Again, you're just moving verbal furniture around. It follows by definition that if we define an agent as omnipotent, we are asserting that it can "do anything," including design a ribosome. Which is tantamount to saying that if there were an omnipotent agent, it would be omnipotent. So what?
|But what else can? Could a being like man do it? Could natural forces? If you go through your same mental checklist and apply the process of elimination, what are you left with?|
Beats me. No tautologies, definitions or mental checklists will help us here. The only way to investigate that question is by scientific means, within the empirical framework of methodological naturalism. My hope and expectation is that a natural explantion will someday be attained. Whether that occurs in my lifetime remains to be seen.

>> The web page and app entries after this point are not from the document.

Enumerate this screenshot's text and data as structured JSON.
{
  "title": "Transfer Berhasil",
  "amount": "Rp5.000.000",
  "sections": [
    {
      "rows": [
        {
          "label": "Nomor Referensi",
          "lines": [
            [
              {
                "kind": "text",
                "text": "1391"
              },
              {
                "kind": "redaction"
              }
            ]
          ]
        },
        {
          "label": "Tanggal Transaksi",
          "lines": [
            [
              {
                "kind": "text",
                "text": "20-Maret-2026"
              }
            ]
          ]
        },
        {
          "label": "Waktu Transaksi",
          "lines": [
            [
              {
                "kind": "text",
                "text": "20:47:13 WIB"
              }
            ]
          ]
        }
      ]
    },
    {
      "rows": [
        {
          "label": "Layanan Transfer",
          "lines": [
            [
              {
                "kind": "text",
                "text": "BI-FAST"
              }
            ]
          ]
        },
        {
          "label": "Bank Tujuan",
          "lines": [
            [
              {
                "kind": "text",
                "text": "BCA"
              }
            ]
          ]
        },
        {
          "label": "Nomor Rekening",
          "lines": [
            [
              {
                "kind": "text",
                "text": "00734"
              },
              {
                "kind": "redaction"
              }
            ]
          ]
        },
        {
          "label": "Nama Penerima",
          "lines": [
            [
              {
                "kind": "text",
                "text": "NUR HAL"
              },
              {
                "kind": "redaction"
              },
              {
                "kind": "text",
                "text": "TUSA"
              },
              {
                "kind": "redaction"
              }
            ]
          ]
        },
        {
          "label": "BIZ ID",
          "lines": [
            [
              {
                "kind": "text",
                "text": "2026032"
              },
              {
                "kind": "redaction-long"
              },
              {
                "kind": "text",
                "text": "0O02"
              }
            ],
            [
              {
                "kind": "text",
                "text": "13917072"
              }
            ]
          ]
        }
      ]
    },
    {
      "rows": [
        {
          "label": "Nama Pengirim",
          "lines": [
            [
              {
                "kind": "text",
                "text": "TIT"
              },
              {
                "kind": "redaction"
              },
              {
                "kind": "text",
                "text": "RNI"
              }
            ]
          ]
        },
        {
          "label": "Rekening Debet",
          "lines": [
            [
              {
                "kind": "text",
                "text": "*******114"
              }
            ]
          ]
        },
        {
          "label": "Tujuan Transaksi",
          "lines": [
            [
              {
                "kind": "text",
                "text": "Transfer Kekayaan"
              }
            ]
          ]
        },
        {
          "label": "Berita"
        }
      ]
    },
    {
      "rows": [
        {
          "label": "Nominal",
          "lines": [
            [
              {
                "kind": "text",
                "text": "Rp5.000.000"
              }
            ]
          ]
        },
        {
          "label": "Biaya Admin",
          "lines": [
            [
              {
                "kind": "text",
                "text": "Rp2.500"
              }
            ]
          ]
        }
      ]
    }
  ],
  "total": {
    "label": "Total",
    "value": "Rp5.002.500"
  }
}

|If you say "natural forces", you really have to make some attempt at an explanation as to how. Otherwise you're just guessing.|
Who, me? I can tell you right now there is zero probability that I will come up with that explanation. I do hope and expect that biology will. Perhaps not in my lifetime. But I'm not greedy; we're learning so much, so fast, and it is a very thrilling time to be an observer of science.
|Now I know that science can't consider anything but natural forces, (which is precisely why science says "I don't know" a lot when it comes to explaining how natural forces built things like ribosomes), but you can only say "I don't know" for so long.|
I can wait. There is no alternative.
|At some point you either have to come up with a workable natural explanation or conclude there isn't one. Whenever that point is reached, science will discover the reality of God.|
You've lapsed into the expectation that science can demonstrate God, and that the place it can look is at the OOL and/or the origination of complex structures. But as you correctly indicated at the outset of this post, God is beyond the reach of science. You're gonna have to decide if you really understand and accept that or not. This statement suggests you don't.
Again, I find it very strange that you embrace a position that hopes for the failure of science. But to each his own.
(Edits for piquancy)
Myth: Something that never was true, and always will be.
"The truth will set you free. But not until it is finished with you."
- David Foster Wallace
"Hereâ€™s a clue. Snarky banalities are not a substitute for saying something intelligent. Write that down."
- Barry Arrington